WHAT NEEDS TO BE DONE:
In the data below, find the line with "Decode this image" and output it along with every later line, exactly, but not the pictures.

┄┄┄┄┄┄┄┄┄┄┄┄┄┄┄┄┄┄┄┄

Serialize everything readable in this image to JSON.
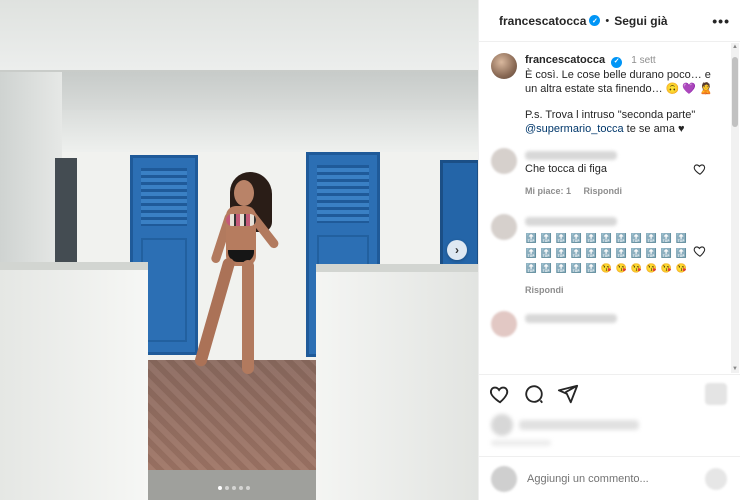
{
  "post": {
    "username": "francescatocca",
    "follow_label": "Segui già",
    "separator": "•",
    "more_label": "•••",
    "carousel_next_label": "›",
    "carousel": {
      "total": 5,
      "current": 1
    }
  },
  "caption": {
    "username": "francescatocca",
    "time": "1 sett",
    "line1": "È così. Le cose belle durano poco… e un altra estate sta finendo… 🙃 💜 🙎",
    "line2": "P.s. Trova l intruso \"seconda parte\"",
    "mention": "@supermario_tocca",
    "line2_tail": " te se ama ♥"
  },
  "comments": [
    {
      "text": "Che tocca di figa",
      "likes_label": "Mi piace: 1",
      "reply_label": "Rispondi"
    },
    {
      "emoji_rows": [
        [
          "🔝",
          "🔝",
          "🔝",
          "🔝",
          "🔝",
          "🔝",
          "🔝",
          "🔝",
          "🔝",
          "🔝",
          "🔝"
        ],
        [
          "🔝",
          "🔝",
          "🔝",
          "🔝",
          "🔝",
          "🔝",
          "🔝",
          "🔝",
          "🔝",
          "🔝",
          "🔝"
        ],
        [
          "🔝",
          "🔝",
          "🔝",
          "🔝",
          "🔝",
          "😘",
          "😘",
          "😘",
          "😘",
          "😘",
          "😘"
        ]
      ],
      "reply_label": "Rispondi"
    }
  ],
  "add_comment": {
    "placeholder": "Aggiungi un commento..."
  },
  "colors": {
    "verified": "#0095f6",
    "door_blue": "#2c6fb4",
    "mention": "#00376b"
  }
}
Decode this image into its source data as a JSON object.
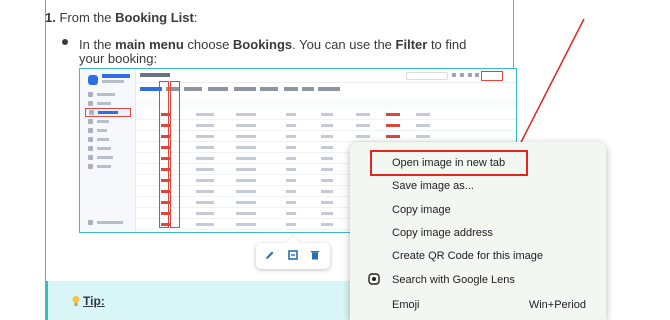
{
  "doc": {
    "step_number": "1.",
    "step_prefix": " From the ",
    "step_bold": "Booking List",
    "step_suffix": ":",
    "bullet_prefix": "In the ",
    "bullet_bold1": "main menu",
    "bullet_mid": " choose ",
    "bullet_bold2": "Bookings",
    "bullet_mid2": ". You can use the ",
    "bullet_bold3": "Filter",
    "bullet_suffix": " to find your booking:",
    "tip_label": "Tip:"
  },
  "image_toolbar": {
    "edit_icon": "pencil-icon",
    "replace_icon": "swap-icon",
    "delete_icon": "trash-icon"
  },
  "context_menu": {
    "items": [
      {
        "label": "Open image in new tab",
        "shortcut": ""
      },
      {
        "label": "Save image as...",
        "shortcut": ""
      },
      {
        "label": "Copy image",
        "shortcut": ""
      },
      {
        "label": "Copy image address",
        "shortcut": ""
      },
      {
        "label": "Create QR Code for this image",
        "shortcut": ""
      },
      {
        "label": "Search with Google Lens",
        "shortcut": ""
      },
      {
        "label": "Emoji",
        "shortcut": "Win+Period"
      }
    ],
    "highlight_color": "#e0261f"
  },
  "colors": {
    "accent": "#39bdc4",
    "annotation": "#e0261f",
    "tip_bg": "#d9f6f6"
  }
}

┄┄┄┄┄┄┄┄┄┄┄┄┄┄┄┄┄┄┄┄

EXERCISE OUTPUT:
Decode this image into its source data as a JSON object.
{
  "doc": {
    "step_number": "1.",
    "step_prefix": " From the ",
    "step_bold": "Booking List",
    "step_suffix": ":",
    "bullet_prefix": "In the ",
    "bullet_bold1": "main menu",
    "bullet_mid": " choose ",
    "bullet_bold2": "Bookings",
    "bullet_mid2": ". You can use the ",
    "bullet_bold3": "Filter",
    "bullet_suffix": " to find your booking:",
    "tip_label": "Tip:"
  },
  "image_toolbar": {
    "edit_icon": "pencil-icon",
    "replace_icon": "swap-icon",
    "delete_icon": "trash-icon"
  },
  "context_menu": {
    "items": [
      {
        "label": "Open image in new tab",
        "shortcut": ""
      },
      {
        "label": "Save image as...",
        "shortcut": ""
      },
      {
        "label": "Copy image",
        "shortcut": ""
      },
      {
        "label": "Copy image address",
        "shortcut": ""
      },
      {
        "label": "Create QR Code for this image",
        "shortcut": ""
      },
      {
        "label": "Search with Google Lens",
        "shortcut": ""
      },
      {
        "label": "Emoji",
        "shortcut": "Win+Period"
      }
    ],
    "highlight_color": "#e0261f"
  },
  "colors": {
    "accent": "#39bdc4",
    "annotation": "#e0261f",
    "tip_bg": "#d9f6f6"
  }
}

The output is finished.